[Exercise brief]
If a line of the material holds the string "true", please copy it.

[Data provided]
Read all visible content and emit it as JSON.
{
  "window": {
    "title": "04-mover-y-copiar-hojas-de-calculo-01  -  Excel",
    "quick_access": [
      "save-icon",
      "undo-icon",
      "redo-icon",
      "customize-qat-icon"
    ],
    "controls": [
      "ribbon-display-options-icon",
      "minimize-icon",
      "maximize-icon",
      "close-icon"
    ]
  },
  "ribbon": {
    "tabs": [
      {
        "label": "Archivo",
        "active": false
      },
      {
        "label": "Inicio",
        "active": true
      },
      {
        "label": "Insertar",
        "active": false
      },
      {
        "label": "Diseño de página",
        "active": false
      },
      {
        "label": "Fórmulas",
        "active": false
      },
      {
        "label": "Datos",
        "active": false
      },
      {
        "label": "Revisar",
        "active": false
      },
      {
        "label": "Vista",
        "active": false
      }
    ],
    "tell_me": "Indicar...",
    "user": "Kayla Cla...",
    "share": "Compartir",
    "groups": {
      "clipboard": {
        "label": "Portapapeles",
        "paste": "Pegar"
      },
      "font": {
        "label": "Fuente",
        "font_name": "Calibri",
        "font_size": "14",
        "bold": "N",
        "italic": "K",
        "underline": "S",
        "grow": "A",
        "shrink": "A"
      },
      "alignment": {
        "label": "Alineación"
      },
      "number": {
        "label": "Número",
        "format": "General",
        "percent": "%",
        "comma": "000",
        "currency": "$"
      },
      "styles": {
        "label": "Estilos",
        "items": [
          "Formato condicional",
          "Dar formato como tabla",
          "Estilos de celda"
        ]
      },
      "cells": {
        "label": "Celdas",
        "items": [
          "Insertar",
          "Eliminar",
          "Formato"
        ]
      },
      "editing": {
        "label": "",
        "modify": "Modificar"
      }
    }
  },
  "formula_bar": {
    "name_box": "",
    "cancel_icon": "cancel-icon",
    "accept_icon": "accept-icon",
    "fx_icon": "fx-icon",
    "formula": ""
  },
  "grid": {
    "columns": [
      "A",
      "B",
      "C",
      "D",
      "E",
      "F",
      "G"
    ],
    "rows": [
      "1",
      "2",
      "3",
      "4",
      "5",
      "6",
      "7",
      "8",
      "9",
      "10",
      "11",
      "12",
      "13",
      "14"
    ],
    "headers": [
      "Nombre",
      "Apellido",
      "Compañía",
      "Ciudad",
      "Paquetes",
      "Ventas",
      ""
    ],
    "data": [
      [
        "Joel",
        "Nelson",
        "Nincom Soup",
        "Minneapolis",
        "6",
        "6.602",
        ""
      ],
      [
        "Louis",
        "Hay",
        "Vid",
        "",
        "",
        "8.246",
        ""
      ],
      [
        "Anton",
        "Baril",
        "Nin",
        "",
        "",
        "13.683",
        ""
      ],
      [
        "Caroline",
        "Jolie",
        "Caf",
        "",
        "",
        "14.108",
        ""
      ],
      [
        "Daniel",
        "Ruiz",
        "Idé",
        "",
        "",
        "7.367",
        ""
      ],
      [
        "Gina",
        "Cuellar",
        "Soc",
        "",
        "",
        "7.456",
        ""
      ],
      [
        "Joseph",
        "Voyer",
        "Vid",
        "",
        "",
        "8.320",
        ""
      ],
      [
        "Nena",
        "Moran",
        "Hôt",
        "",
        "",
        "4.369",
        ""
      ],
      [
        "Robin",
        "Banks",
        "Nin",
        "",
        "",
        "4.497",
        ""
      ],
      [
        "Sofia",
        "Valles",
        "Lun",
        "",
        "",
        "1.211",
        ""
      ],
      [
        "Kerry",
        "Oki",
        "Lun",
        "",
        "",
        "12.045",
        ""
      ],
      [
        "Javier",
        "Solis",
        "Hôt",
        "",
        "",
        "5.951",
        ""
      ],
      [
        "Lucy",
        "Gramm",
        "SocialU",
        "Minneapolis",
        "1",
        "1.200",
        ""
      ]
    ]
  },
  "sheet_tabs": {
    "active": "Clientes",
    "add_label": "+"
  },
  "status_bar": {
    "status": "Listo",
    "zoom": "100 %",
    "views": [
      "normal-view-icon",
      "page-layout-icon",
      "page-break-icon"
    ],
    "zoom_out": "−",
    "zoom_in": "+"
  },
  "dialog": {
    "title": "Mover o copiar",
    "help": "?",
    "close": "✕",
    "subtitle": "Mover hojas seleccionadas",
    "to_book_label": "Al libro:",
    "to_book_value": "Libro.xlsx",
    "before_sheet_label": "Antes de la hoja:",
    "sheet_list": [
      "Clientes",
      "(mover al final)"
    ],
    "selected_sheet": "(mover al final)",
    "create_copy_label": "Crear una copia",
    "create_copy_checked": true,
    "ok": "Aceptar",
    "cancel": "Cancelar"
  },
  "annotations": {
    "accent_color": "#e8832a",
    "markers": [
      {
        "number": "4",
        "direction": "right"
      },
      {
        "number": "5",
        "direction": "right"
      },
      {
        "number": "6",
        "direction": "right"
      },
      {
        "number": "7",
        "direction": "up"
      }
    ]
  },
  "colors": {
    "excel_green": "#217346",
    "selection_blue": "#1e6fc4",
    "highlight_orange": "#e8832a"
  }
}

[Problem solution]
        "active": true
    "create_copy_checked": true,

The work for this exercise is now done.